> EXERCISE DIRECTIONS: Using the word "this" as the filter, copy each matching line from the records.

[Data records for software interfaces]
☆ ☆ ☆ ☆ ☆
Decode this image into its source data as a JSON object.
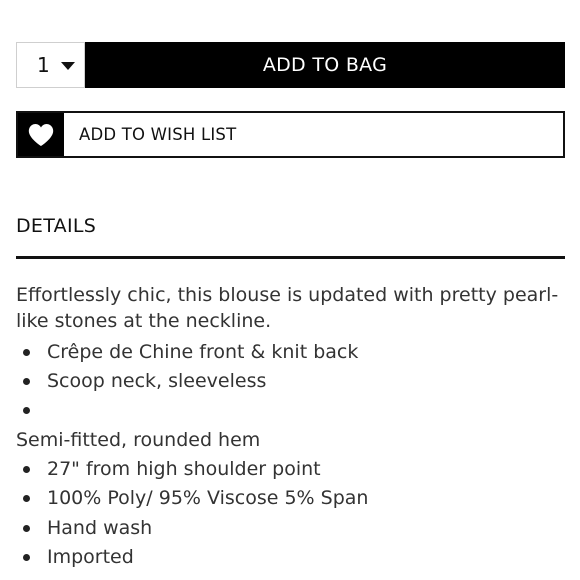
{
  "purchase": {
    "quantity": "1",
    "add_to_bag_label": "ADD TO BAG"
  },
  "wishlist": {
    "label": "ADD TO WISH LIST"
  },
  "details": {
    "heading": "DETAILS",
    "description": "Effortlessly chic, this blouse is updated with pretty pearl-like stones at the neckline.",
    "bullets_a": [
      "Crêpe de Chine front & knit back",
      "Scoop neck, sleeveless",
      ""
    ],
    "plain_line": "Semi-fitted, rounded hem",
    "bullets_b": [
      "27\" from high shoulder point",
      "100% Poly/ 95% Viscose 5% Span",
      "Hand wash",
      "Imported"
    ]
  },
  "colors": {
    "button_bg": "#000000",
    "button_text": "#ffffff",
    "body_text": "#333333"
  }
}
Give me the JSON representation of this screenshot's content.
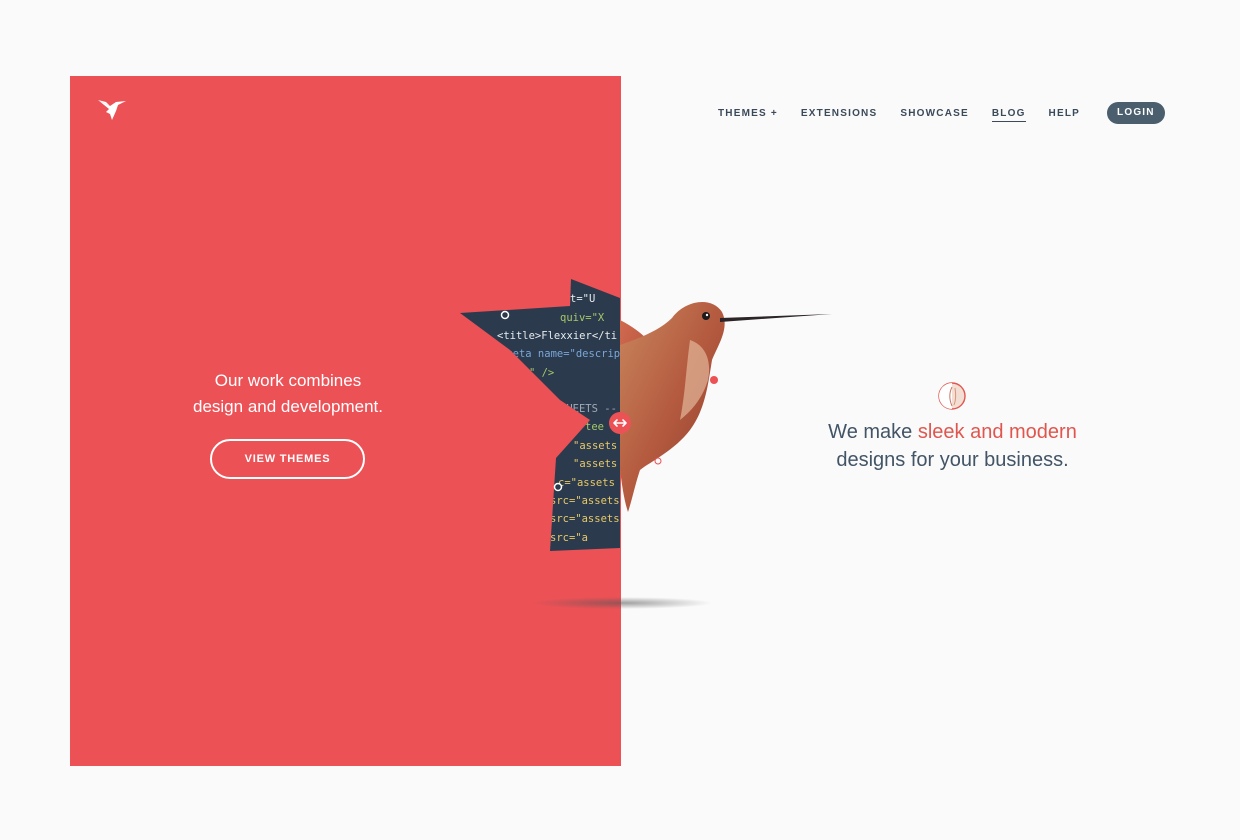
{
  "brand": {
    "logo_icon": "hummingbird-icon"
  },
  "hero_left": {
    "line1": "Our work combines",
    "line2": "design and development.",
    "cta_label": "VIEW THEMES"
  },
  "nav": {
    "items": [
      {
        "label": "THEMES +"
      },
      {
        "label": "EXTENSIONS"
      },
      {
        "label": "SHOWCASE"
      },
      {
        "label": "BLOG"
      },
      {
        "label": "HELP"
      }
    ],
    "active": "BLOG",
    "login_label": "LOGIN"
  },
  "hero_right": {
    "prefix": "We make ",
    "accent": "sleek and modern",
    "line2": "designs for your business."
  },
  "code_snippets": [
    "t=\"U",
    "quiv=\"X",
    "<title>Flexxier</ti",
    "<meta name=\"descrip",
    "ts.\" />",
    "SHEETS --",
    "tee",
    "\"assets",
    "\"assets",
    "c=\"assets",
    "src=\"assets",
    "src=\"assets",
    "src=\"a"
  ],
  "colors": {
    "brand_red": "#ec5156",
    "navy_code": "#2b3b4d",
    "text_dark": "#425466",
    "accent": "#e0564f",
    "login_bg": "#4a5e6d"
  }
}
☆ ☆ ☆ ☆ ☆
> TASK RESPONSE:
Decode this image into its source data as a JSON object.
    "description": "Effortlessly chic, this blouse is updated with pretty pearl-like stones at the neckline.",
Give me the JSON representation of this screenshot's content.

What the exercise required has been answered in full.